● Exercise goal
Whenever a line of the entries below holds the string "title", copy that line and return it.

[Start of Attachment]

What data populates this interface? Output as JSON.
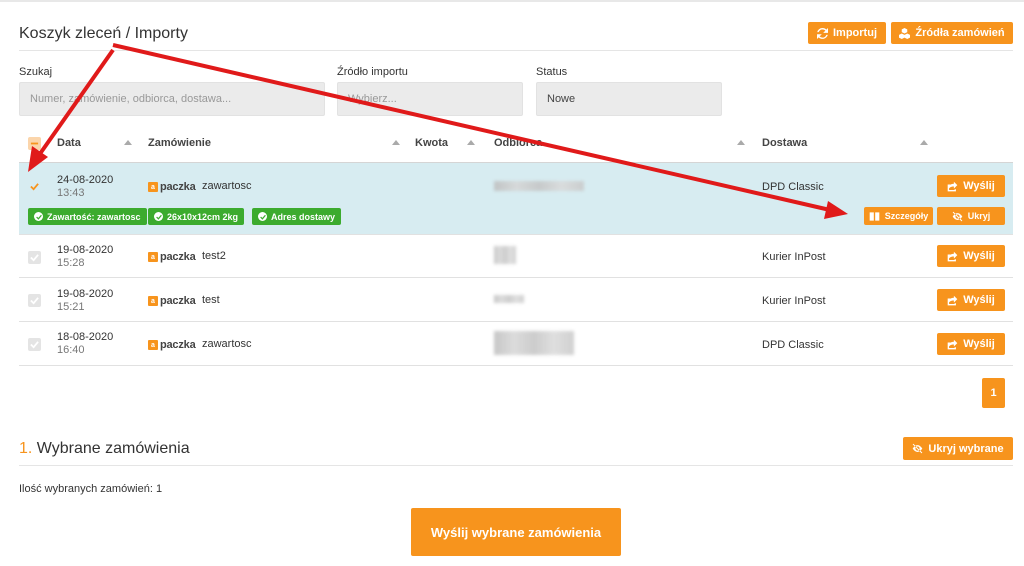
{
  "header": {
    "title": "Koszyk zleceń / Importy",
    "import_label": "Importuj",
    "sources_label": "Źródła zamówień"
  },
  "filters": {
    "search": {
      "label": "Szukaj",
      "placeholder": "Numer, zamówienie, odbiorca, dostawa..."
    },
    "source": {
      "label": "Źródło importu",
      "placeholder": "Wybierz..."
    },
    "status": {
      "label": "Status",
      "value": "Nowe"
    }
  },
  "table": {
    "columns": [
      "Data",
      "Zamówienie",
      "Kwota",
      "Odbiorca",
      "Dostawa"
    ],
    "brand": "paczka",
    "rows": [
      {
        "date": "24-08-2020",
        "time": "13:43",
        "order": "zawartosc",
        "shipping": "DPD Classic",
        "action": "Wyślij",
        "checked": true
      },
      {
        "date": "19-08-2020",
        "time": "15:28",
        "order": "test2",
        "shipping": "Kurier InPost",
        "action": "Wyślij",
        "checked": false
      },
      {
        "date": "19-08-2020",
        "time": "15:21",
        "order": "test",
        "shipping": "Kurier InPost",
        "action": "Wyślij",
        "checked": false
      },
      {
        "date": "18-08-2020",
        "time": "16:40",
        "order": "zawartosc",
        "shipping": "DPD Classic",
        "action": "Wyślij",
        "checked": false
      }
    ],
    "selected_tags": [
      "Zawartość: zawartosc",
      "26x10x12cm 2kg",
      "Adres dostawy"
    ],
    "details_label": "Szczegóły",
    "hide_label": "Ukryj"
  },
  "pagination": {
    "current": "1"
  },
  "selected": {
    "number": "1.",
    "title": "Wybrane zamówienia",
    "hide_selected_label": "Ukryj wybrane",
    "count_text": "Ilość wybranych zamówień: 1",
    "send_selected_label": "Wyślij wybrane zamówienia"
  },
  "colors": {
    "accent": "#f7941d",
    "success": "#3cab2e",
    "highlight": "#d7ecf1",
    "annotation": "#e01a1a"
  }
}
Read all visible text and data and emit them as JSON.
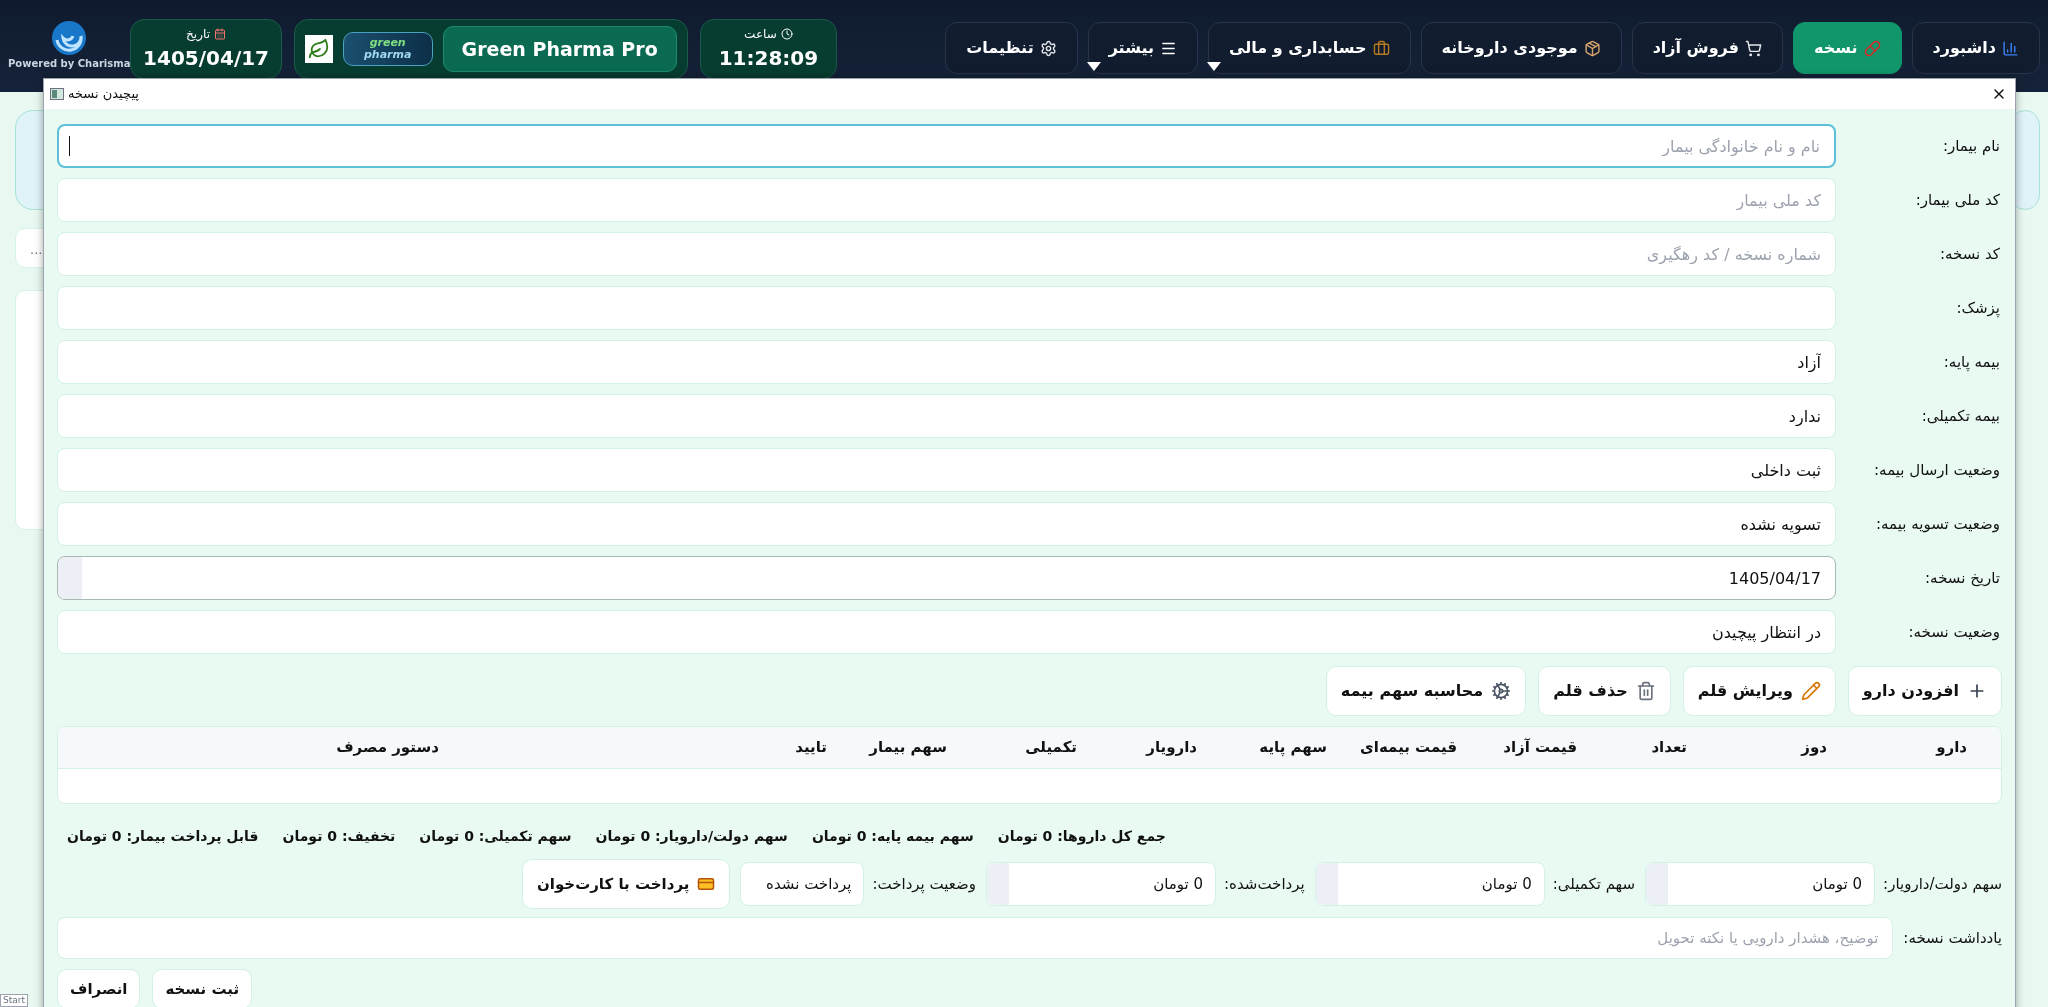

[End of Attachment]

● Exercise response
    "title": "Koszyk zleceń / Importy",
    "title": "Wybrane zamówienia",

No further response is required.